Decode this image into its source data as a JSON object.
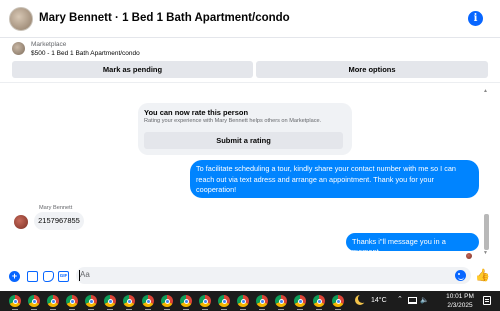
{
  "header": {
    "title": "Mary Bennett · 1 Bed 1 Bath Apartment/condo",
    "info_icon": "info-icon",
    "info_glyph": "i"
  },
  "listing": {
    "source": "Marketplace",
    "item": "$500 - 1 Bed 1 Bath Apartment/condo",
    "mark_pending_label": "Mark as pending",
    "more_options_label": "More options"
  },
  "rating_card": {
    "title": "You can now rate this person",
    "subtitle": "Rating your experience with Mary Bennett helps others on Marketplace.",
    "button_label": "Submit a rating"
  },
  "messages": [
    {
      "direction": "outgoing",
      "text": "To facilitate scheduling a tour, kindly share your contact number with me so I can reach out via text adress and arrange an appointment. Thank you for your cooperation!"
    },
    {
      "direction": "incoming",
      "sender": "Mary Bennett",
      "text": "2157967855"
    },
    {
      "direction": "outgoing",
      "text": "Thanks i\"ll message you in a moment"
    }
  ],
  "composer": {
    "placeholder": "Aa",
    "plus_glyph": "+",
    "gif_label": "GIF",
    "like_glyph": "👍",
    "icons": [
      "plus-icon",
      "image-icon",
      "sticker-icon",
      "gif-icon",
      "emoji-icon",
      "like-icon"
    ]
  },
  "taskbar": {
    "temperature": "14°C",
    "time": "10:01 PM",
    "date": "2/3/2025",
    "chevron_glyph": "⌃",
    "speaker_glyph": "🔈",
    "app_icon": "chrome-icon"
  },
  "colors": {
    "accent": "#0084ff",
    "brand_blue": "#0866ff",
    "bubble_gray": "#f0f2f5",
    "button_gray": "#e4e6eb",
    "taskbar": "#1c1c1c"
  }
}
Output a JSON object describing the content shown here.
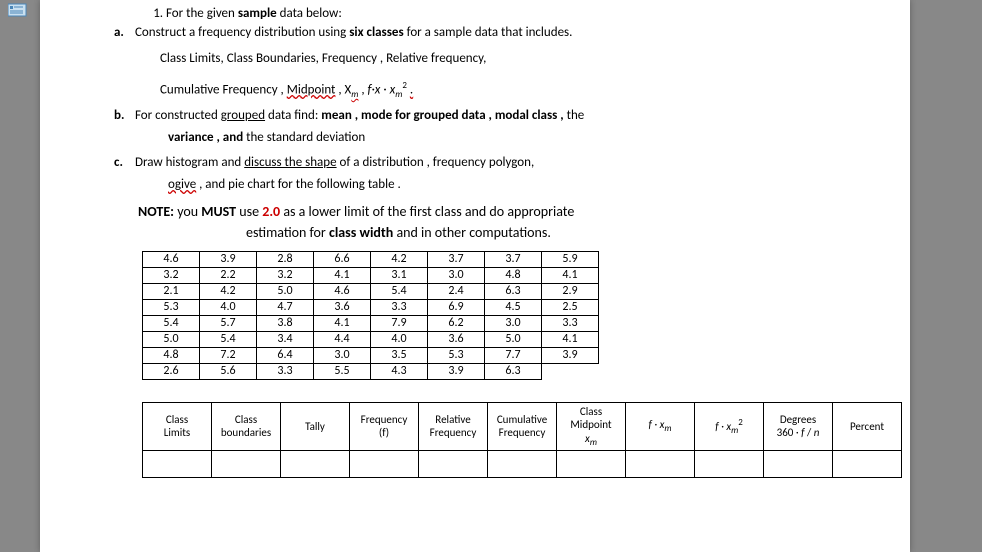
{
  "q1": {
    "t1": "For the given",
    "t2": "sample",
    "t3": "data below:"
  },
  "a": {
    "lbl": "a.",
    "t1": "Construct a frequency distribution using",
    "t2": "six classes",
    "t3": "for a sample data that includes.",
    "line2": "Class Limits, Class Boundaries, Frequency , Relative frequency,",
    "l3a": "Cumulative Frequency ,",
    "l3b": "Midpoint",
    "l3c": "X",
    "sub": "m",
    "l3d": "f·x"
  },
  "b": {
    "lbl": "b.",
    "t1": "For constructed",
    "t2": "grouped",
    "t3": "data find:",
    "t4": "mean , mode for grouped data , modal class ,",
    "t5": "the",
    "l2a": "variance , and",
    "l2b": "the standard deviation"
  },
  "c": {
    "lbl": "c.",
    "t1": "Draw histogram and",
    "t2": "discuss the shape",
    "t3": "of a distribution , frequency polygon,",
    "l2a": "ogive",
    "l2b": ", and pie chart for the following table ."
  },
  "note": {
    "p1": "NOTE:",
    "p2": "you",
    "p3": "MUST",
    "p4": "use",
    "p5": "2.0",
    "p6": "as a lower limit of the first class and do appropriate",
    "p7": "estimation for",
    "p8": "class width",
    "p9": "and in other computations."
  },
  "data_rows": [
    [
      "4.6",
      "3.9",
      "2.8",
      "6.6",
      "4.2",
      "3.7",
      "3.7",
      "5.9"
    ],
    [
      "3.2",
      "2.2",
      "3.2",
      "4.1",
      "3.1",
      "3.0",
      "4.8",
      "4.1"
    ],
    [
      "2.1",
      "4.2",
      "5.0",
      "4.6",
      "5.4",
      "2.4",
      "6.3",
      "2.9"
    ],
    [
      "5.3",
      "4.0",
      "4.7",
      "3.6",
      "3.3",
      "6.9",
      "4.5",
      "2.5"
    ],
    [
      "5.4",
      "5.7",
      "3.8",
      "4.1",
      "7.9",
      "6.2",
      "3.0",
      "3.3"
    ],
    [
      "5.0",
      "5.4",
      "3.4",
      "4.4",
      "4.0",
      "3.6",
      "5.0",
      "4.1"
    ],
    [
      "4.8",
      "7.2",
      "6.4",
      "3.0",
      "3.5",
      "5.3",
      "7.7",
      "3.9"
    ],
    [
      "2.6",
      "5.6",
      "3.3",
      "5.5",
      "4.3",
      "3.9",
      "6.3",
      ""
    ]
  ],
  "headers": [
    {
      "html": "Class<br>Limits"
    },
    {
      "html": "Class<br>boundaries"
    },
    {
      "html": "Tally"
    },
    {
      "html": "Frequency<br>(f)"
    },
    {
      "html": "Relative<br>Frequency"
    },
    {
      "html": "Cumulative<br>Frequency"
    },
    {
      "html": "Class<br>Midpoint<br><i>x<sub>m</sub></i>"
    },
    {
      "html": "<i>f · x<sub>m</sub></i>"
    },
    {
      "html": "<i>f · x<sub>m</sub></i><sup>2</sup>"
    },
    {
      "html": "Degrees<br>360 · <i>f</i> / <i>n</i>"
    },
    {
      "html": "Percent"
    }
  ]
}
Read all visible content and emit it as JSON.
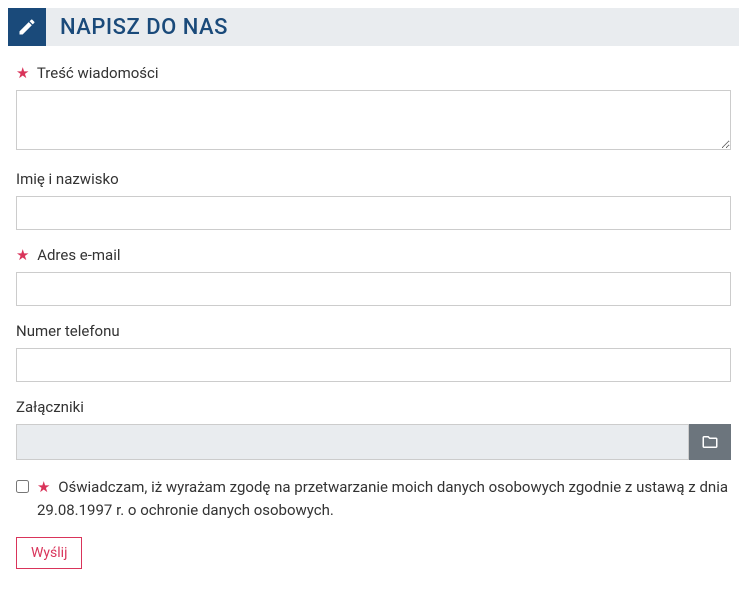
{
  "header": {
    "title": "NAPISZ DO NAS"
  },
  "form": {
    "message": {
      "label": "Treść wiadomości",
      "required": true,
      "value": ""
    },
    "name": {
      "label": "Imię i nazwisko",
      "required": false,
      "value": ""
    },
    "email": {
      "label": "Adres e-mail",
      "required": true,
      "value": ""
    },
    "phone": {
      "label": "Numer telefonu",
      "required": false,
      "value": ""
    },
    "attachments": {
      "label": "Załączniki",
      "required": false,
      "value": ""
    },
    "consent": {
      "label": "Oświadczam, iż wyrażam zgodę na przetwarzanie moich danych osobowych zgodnie z ustawą z dnia 29.08.1997 r. o ochronie danych osobowych.",
      "required": true,
      "checked": false
    },
    "submit": {
      "label": "Wyślij"
    }
  },
  "required_marker": "★"
}
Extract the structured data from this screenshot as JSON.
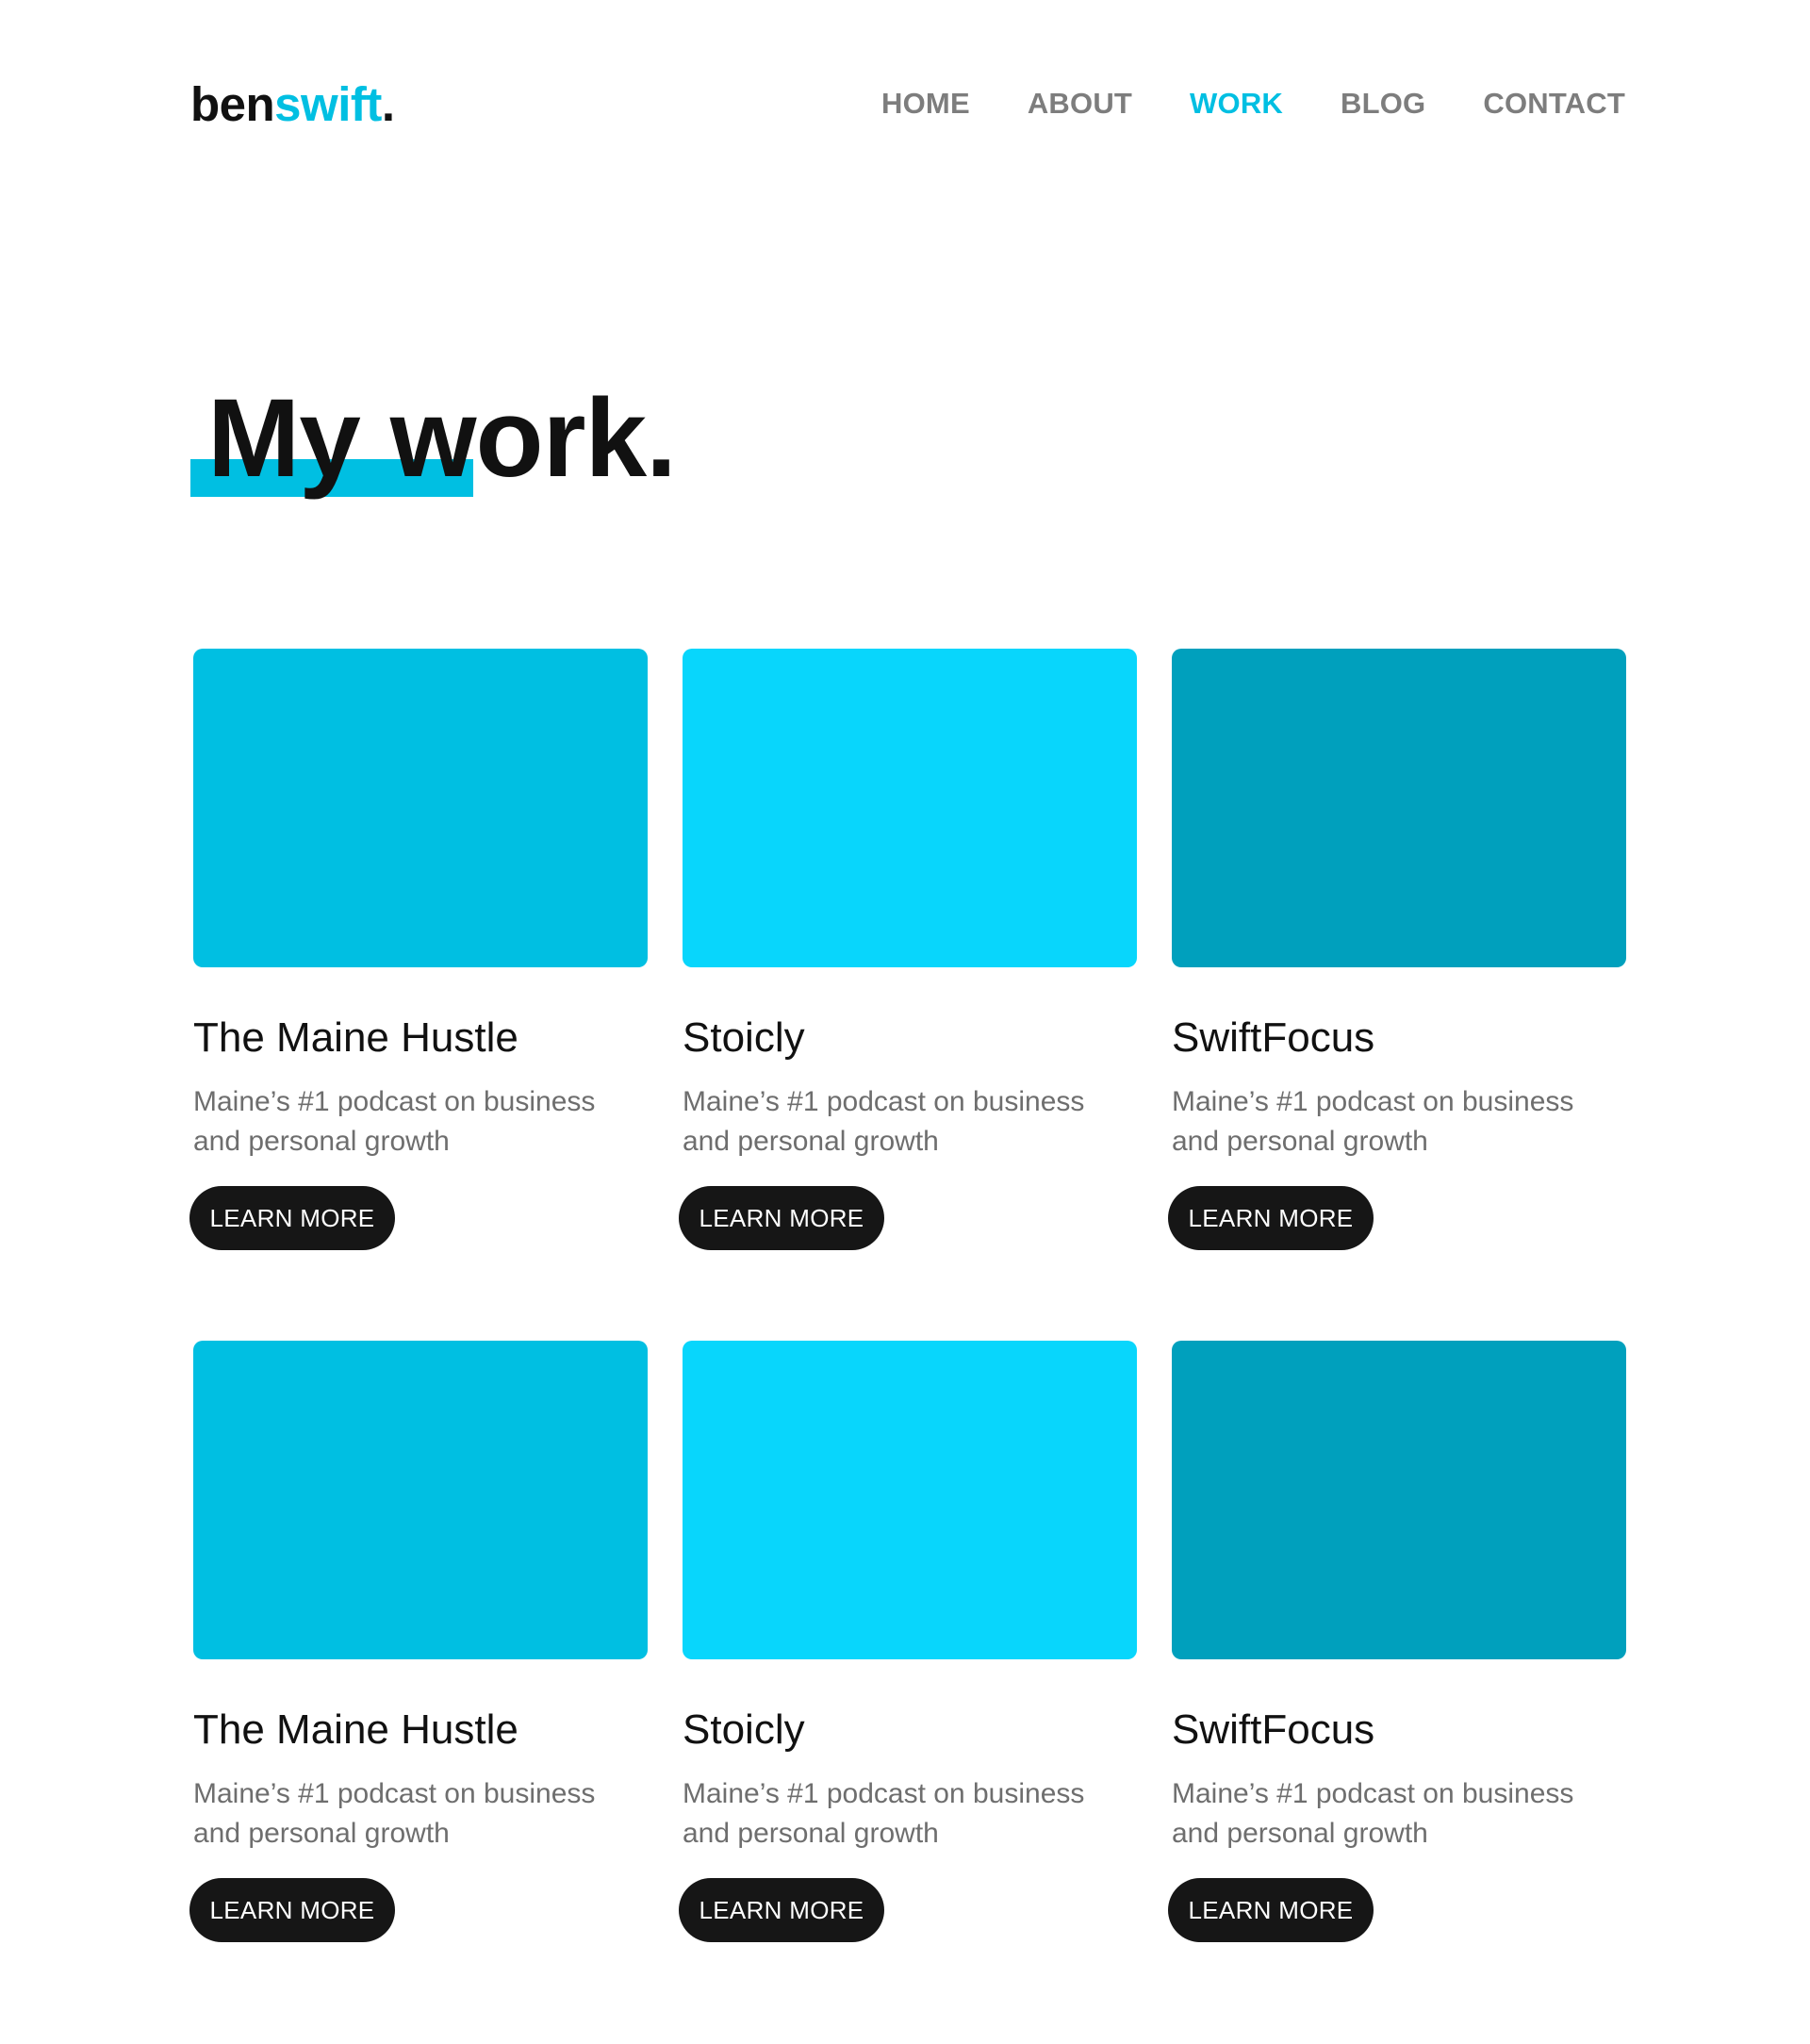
{
  "logo": {
    "part1": "ben",
    "part2": "swift",
    "part3": "."
  },
  "nav": {
    "items": [
      {
        "label": "HOME"
      },
      {
        "label": "ABOUT"
      },
      {
        "label": "WORK"
      },
      {
        "label": "BLOG"
      },
      {
        "label": "CONTACT"
      }
    ],
    "active": "WORK"
  },
  "page": {
    "title": "My work."
  },
  "projects": [
    {
      "title": "The Maine Hustle",
      "description": "Maine’s #1 podcast on business and personal growth",
      "button": "LEARN MORE",
      "color": "#00bfe2"
    },
    {
      "title": "Stoicly",
      "description": "Maine’s #1 podcast on business and personal growth",
      "button": "LEARN MORE",
      "color": "#08d6fc"
    },
    {
      "title": "SwiftFocus",
      "description": "Maine’s #1 podcast on business and personal growth",
      "button": "LEARN MORE",
      "color": "#00a0bd"
    },
    {
      "title": "The Maine Hustle",
      "description": "Maine’s #1 podcast on business and personal growth",
      "button": "LEARN MORE",
      "color": "#00bfe2"
    },
    {
      "title": "Stoicly",
      "description": "Maine’s #1 podcast on business and personal growth",
      "button": "LEARN MORE",
      "color": "#08d6fc"
    },
    {
      "title": "SwiftFocus",
      "description": "Maine’s #1 podcast on business and personal growth",
      "button": "LEARN MORE",
      "color": "#00a0bd"
    }
  ],
  "colors": {
    "accent": "#00bfe2",
    "text": "#111111",
    "muted": "#6e6e6e",
    "nav": "#7d7d7d",
    "button": "#161616"
  }
}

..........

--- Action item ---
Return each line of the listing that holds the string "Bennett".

--- Task solution ---
    "title": "Mary Bennett · 1 Bed 1 Bath Apartment/condo",
    "subtitle": "Rating your experience with Mary Bennett helps others on Marketplace.",
      "sender": "Mary Bennett",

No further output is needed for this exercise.